I love sports. I always have. As I got farther into my athletic career and then into my professional career, I began to develop a passion for sports from the rehabilitation side of things. The culture of sports is ever-changing: today we are seeing a shift towards greater sports specialization and increased overuse injuries associated with young athletes playing only one sport almost all year. This can create problems because the body at a younger age is not yet ready for the repetitive stress that goes along with playing only one sport at a high volume without adequate rest.
As a physical therapist, I am always asking myself the question “What can I do to help?” I am always trying to educate parents and athletes about child development as it relates to sports and injuries. However, I recently found an opportunity to perform research with a clinical professor at NIU. We are looking at physical profiles of adolescent female volleyball players. This includes measuring specific shoulder, hip, and lateral trunk strength, ankle range of motion, hop testing, and jump landing techniques in order to potentially identify normative values for this population. This data would allow us to better screen an athlete that may be at risk for injuries by comparing scores on these tests to “normal” values for their age.
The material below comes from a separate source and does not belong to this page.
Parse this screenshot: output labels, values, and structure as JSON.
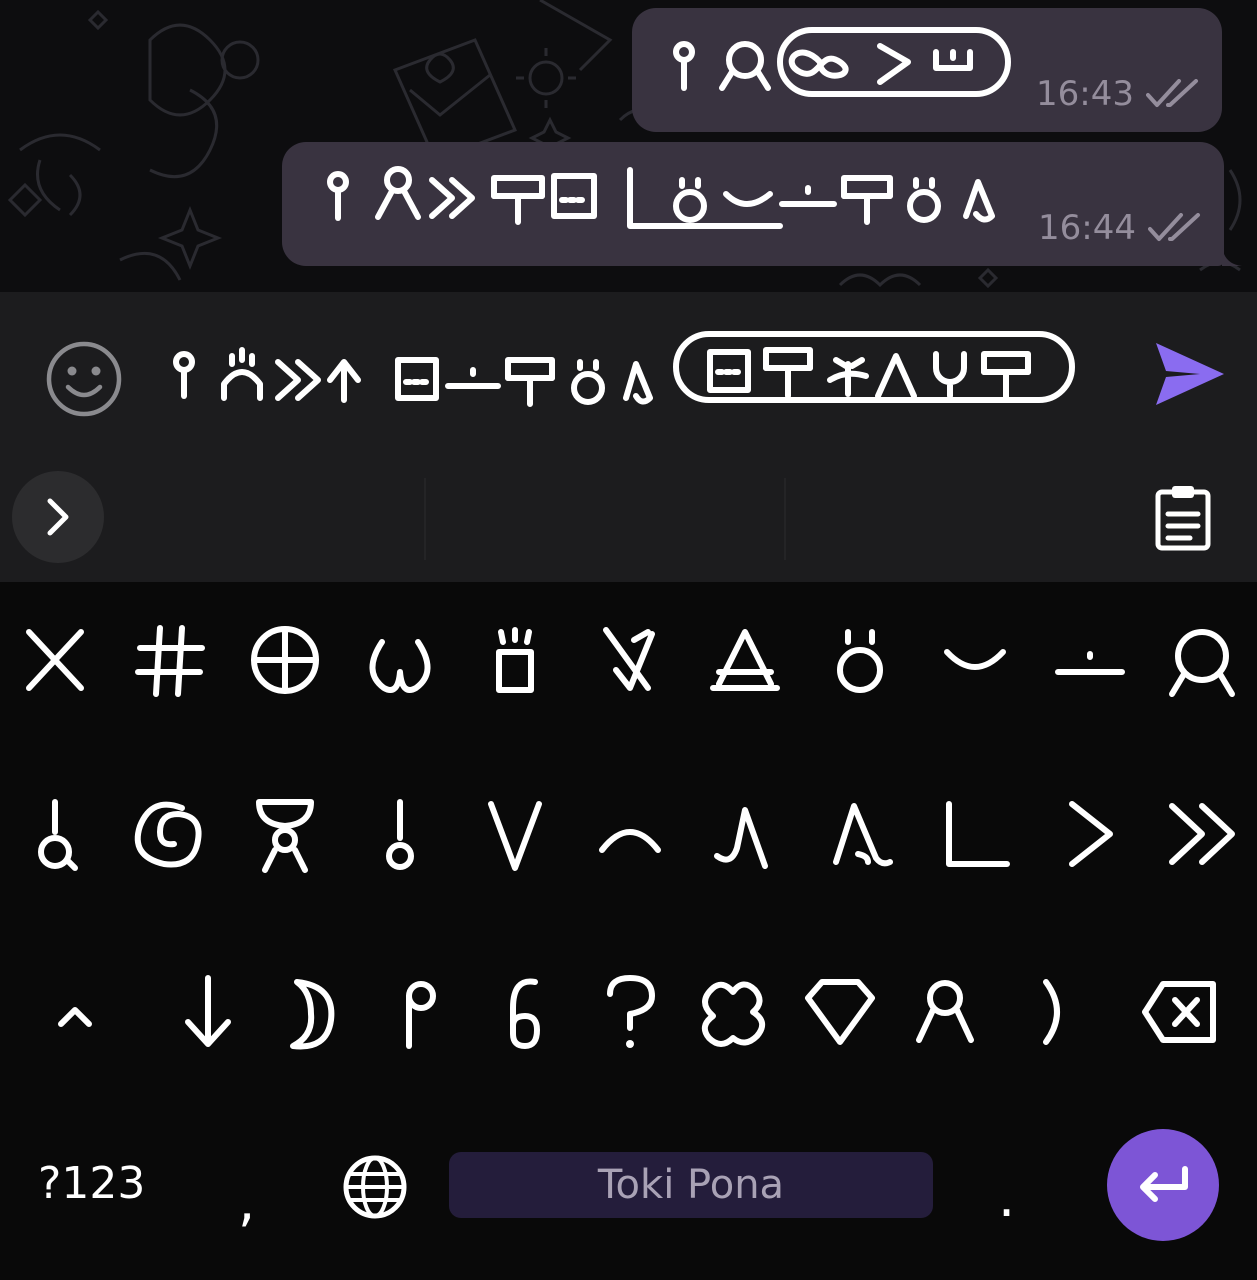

The problem right now is that there is limited formal research for the population of youth female volleyball players. This limited available research means we still have a lot of work to do! However, it is exciting to have the opportunity to expand the research and knowledge of clinicians to better help young athletes. While injuries will happen in sports, there are ways to identify impairments and help prevent other injuries to help a young child–especially those playing competitively and at a high volume–to be able to continue to stay active in their sport by reducing time off due to injury.